CHICAGO -- If Baltimore native and Chicago transplant Savannah Wood has one regret, it's that she didn't take enough time to read all the books she said surrounded her as a youngster.
Though the Chicago-based artist and Rebuild Foundation instructor said she was surrounded by incredible books, she laments that she didn't stumble upon a book like Richard Wright's 1940 novel "Native Son," which she said she received as part of a book exchange while she was studying abroad in France as a student of the University of Southern California. Reading "Native Son," which tells the story of a 20-year-old Chicago man feeling alienated like an expat in his own country, was an experience, she told The Huffington Post, that resonated deeply.
"That was the beginning of my being interested in black literature as a reflection of black life, the positive imagery in black lit," Wood said in a recent interview. "I want to share that with other people."
Last week, Wood launched an Indiegogo fundraising campaign for Black Ink Book Exchange, an initiative that will eventually become "not quite a library and not quite a bookstore" focused on works written by and about those from the African Diaspora and located inside the University of Chicago's Arts Incubator in the city's Washington Park neighborhood.

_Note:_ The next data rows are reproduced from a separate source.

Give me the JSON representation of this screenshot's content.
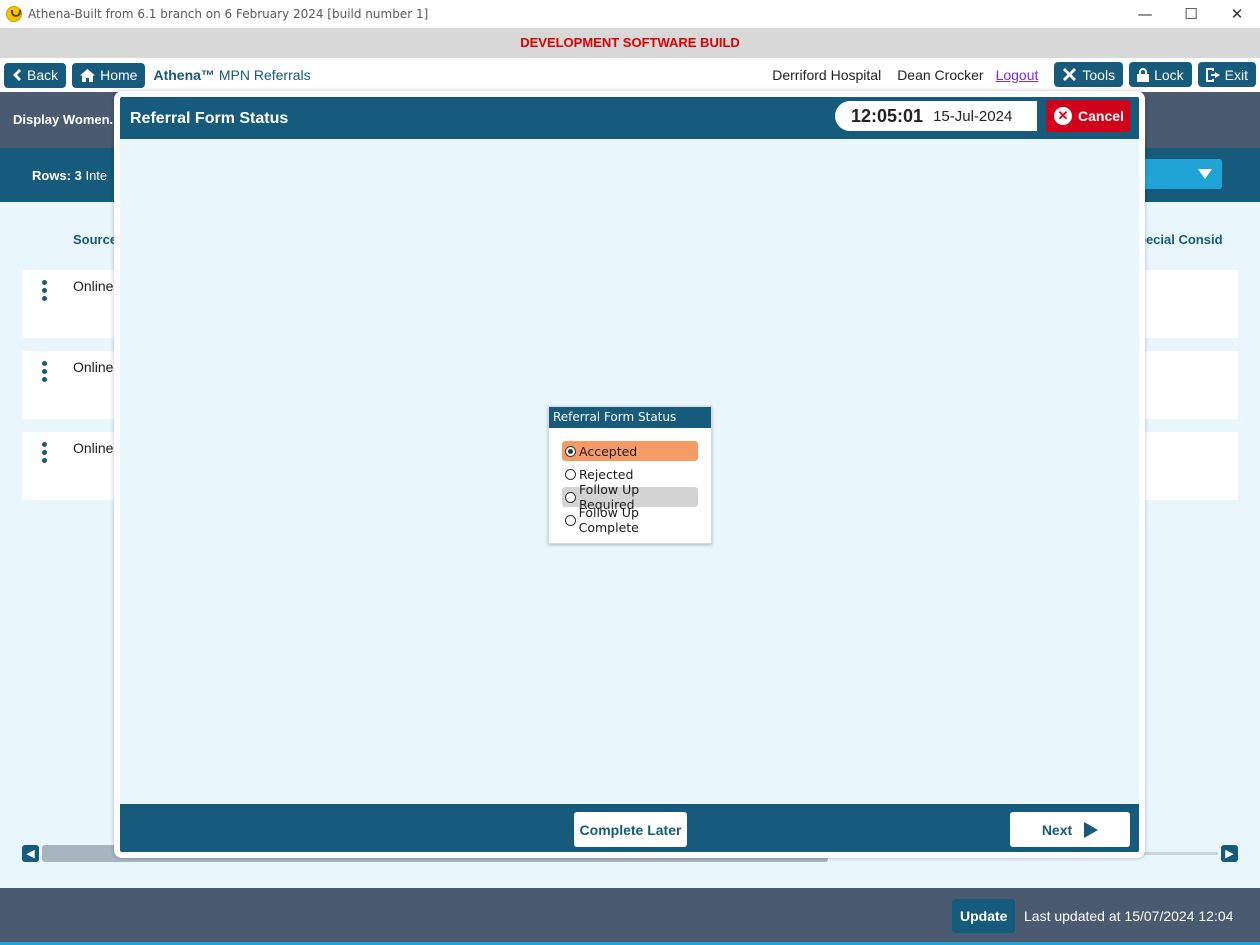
{
  "window": {
    "title": "Athena-Built from 6.1 branch on 6 February 2024 [build number 1]",
    "minimize": "—",
    "maximize": "☐",
    "close": "✕"
  },
  "banner": "DEVELOPMENT SOFTWARE BUILD",
  "nav": {
    "back": "Back",
    "home": "Home",
    "brand_name": "Athena™",
    "brand_module": "MPN Referrals",
    "hospital": "Derriford Hospital",
    "user": "Dean Crocker",
    "logout": "Logout",
    "tools": "Tools",
    "lock": "Lock",
    "exit": "Exit"
  },
  "page": {
    "heading": "Display Women...",
    "rows_label": "Rows: 3",
    "rows_extra": "Inte",
    "col_source": "Source",
    "col_special": "pecial Consid",
    "rows": [
      {
        "source": "Online"
      },
      {
        "source": "Online"
      },
      {
        "source": "Online"
      }
    ]
  },
  "modal": {
    "title": "Referral Form Status",
    "time": "12:05:01",
    "date": "15-Jul-2024",
    "cancel": "Cancel",
    "complete_later": "Complete Later",
    "next": "Next"
  },
  "status_panel": {
    "title": "Referral Form Status",
    "options": [
      {
        "label": "Accepted",
        "selected": true
      },
      {
        "label": "Rejected",
        "selected": false
      },
      {
        "label": "Follow Up Required",
        "selected": false
      },
      {
        "label": "Follow Up Complete",
        "selected": false
      }
    ]
  },
  "footer": {
    "update": "Update",
    "last_updated": "Last updated at 15/07/2024 12:04"
  },
  "colors": {
    "primary": "#165a7c",
    "dev_banner_text": "#e00000",
    "cancel": "#d0021b",
    "selected_option": "#f59b67"
  }
}
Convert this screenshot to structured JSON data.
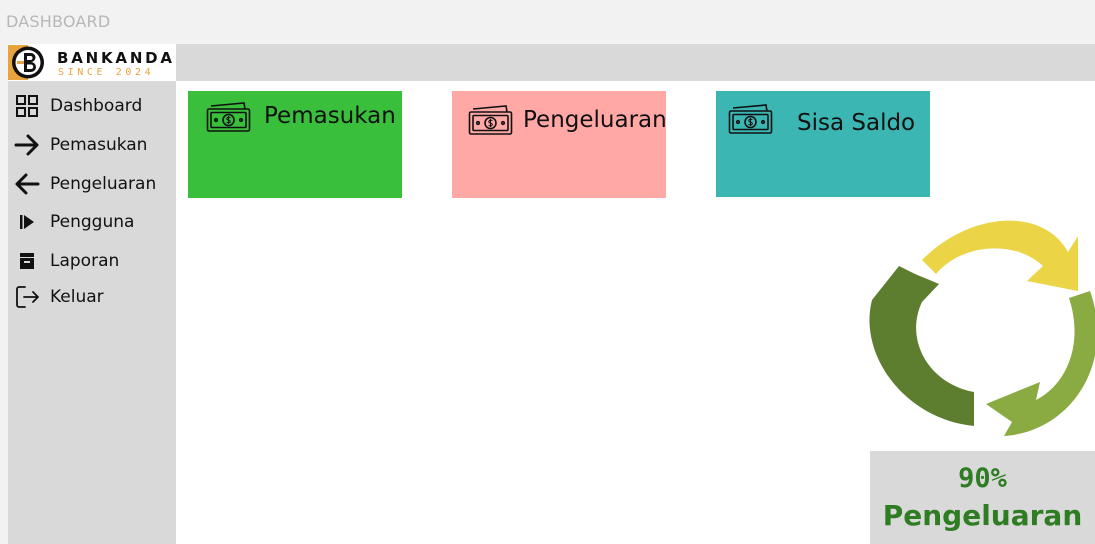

Wood told HuffPost she was inspired to launch the pop-up exchange after working with renowned Chicago artist Theaster Gates to create a library focused on the works of black authors for a private client. With the Black Ink Book Exchange, she hopes to take that idea and make it publicly accessible in a way that serves as a focal point for the predominately black neighborhood to engage with the arts. She plans to open the space by spring and, during the summertime, move it to other locations on Chicago's South Side.
"I'm hoping to really activate the space and give people a place they can feel they can take some ownership of," Wood said. "It's not just to be looked at, but handled."
Part of the interactivity Wood is aiming for entails the offering of free creative writing and crafting workshops taught in the space by guest artists. Money donated to the project's $6,000 fundraising goal will go toward paying the artists a stipend for their services, in addition to purchasing books to supplement donated books, furniture and covering administrative costs.
"You can get hands on and make things here too," Wood said of what makes the exchange different from a traditional library or bookstore. "I've been making things my whole life and I think it's an empowering skill to have to produce something and put it out into the world."
Visit the Black Ink Book Exchange's Indiegogo page for additional information about donating funds or books toward the project.